While you urinate, lean forward so that your bladder empties completely and the next urination is delayed.
Talk to your healthcare provider if you feel pain or get a burning sensation while you pee, or if the color and odor of urine changes.
The major reason for constipation during pregnancy is the hormonal changes, which slows down the digestion of food by slowing down the movement of intestines.
Progesterone, the major hormone of pregnancy, is maintained at a high level throughout the pregnancy. This hormone is a muscle relaxant. Consequently, it slows down (or relaxes) the bowel (which is actually made of muscles) movements as well so the food that you eat moves slowly and waste accumulate in your body. Increasing amount of pressure from growing uterus on rectum also causes constipation. Iron supplements too add to constipation.
Take a diet rich in fiber. Fiber remains undigested and absorbs water, both leading to increase in bulk of feces.

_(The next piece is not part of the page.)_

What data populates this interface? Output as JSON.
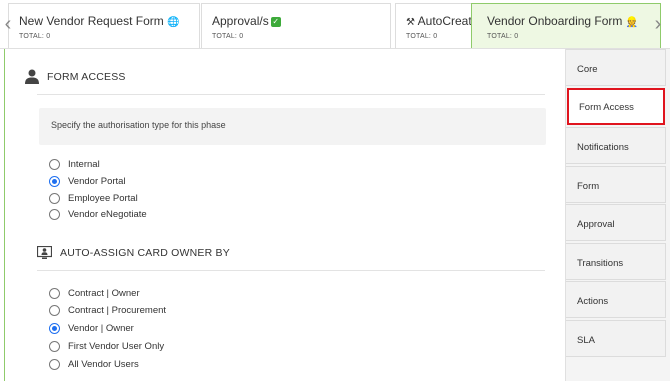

Consequently, there is a push on intestines to work more. Fiber rich food include vegetables (celery, Brussels sprouts, broccoli, cucumber, cabbage, tomato, pea, turnip, carrots, radishes); fruits (like orange, apples, pears, prunes); breakfast cereals; whole wheat bread.
Drink plenty of fluids. Fluids make feces soft, preventing constipation.
Moderate exercises like walking and swimming also stimulates the bowel movement.
Many women get heartburn during pregnancy. Although it is harmless, it can be painful and scary. You experience a burning sensation extending from base of your breastbone towards your throat.
Heartburn occurs during pregnancy because of increased progesterone levels, which has a relaxing action on muscles. Consequently, it relaxes the valve separating stomach from esophagus (food pipe) as well so that the acids in your stomach seep backward into your esophagus. During later pregnancy, as the size of your baby increases, it occupies most of the space in abdominal cavity, pushing the stomach. This also leads to heartburns.
Do not take foodstuffs that cause gastric discomforts, e.g., carbonated beverages; caffeine; acidic foods (citrus fruits, vinegar and tomato); spicy and highly seasoned food; chocolate; processed meats; fried or fatty foods.
Do not take large amounts of fluids with meals. Instead, take them in between your meals.
Avoid taking big meals. Eat small amounts but frequently (every 2 3 hours). Eat slowly, chewing the food properly.
Avoid eating anything at least 3 hours before you sleep.
Avoid bending your waist and instead bend your knees.
Try sleeping in propped up position, resting on several pillows so that your head is elevated.
Get yourself an anta acid, after consultation to your doctor.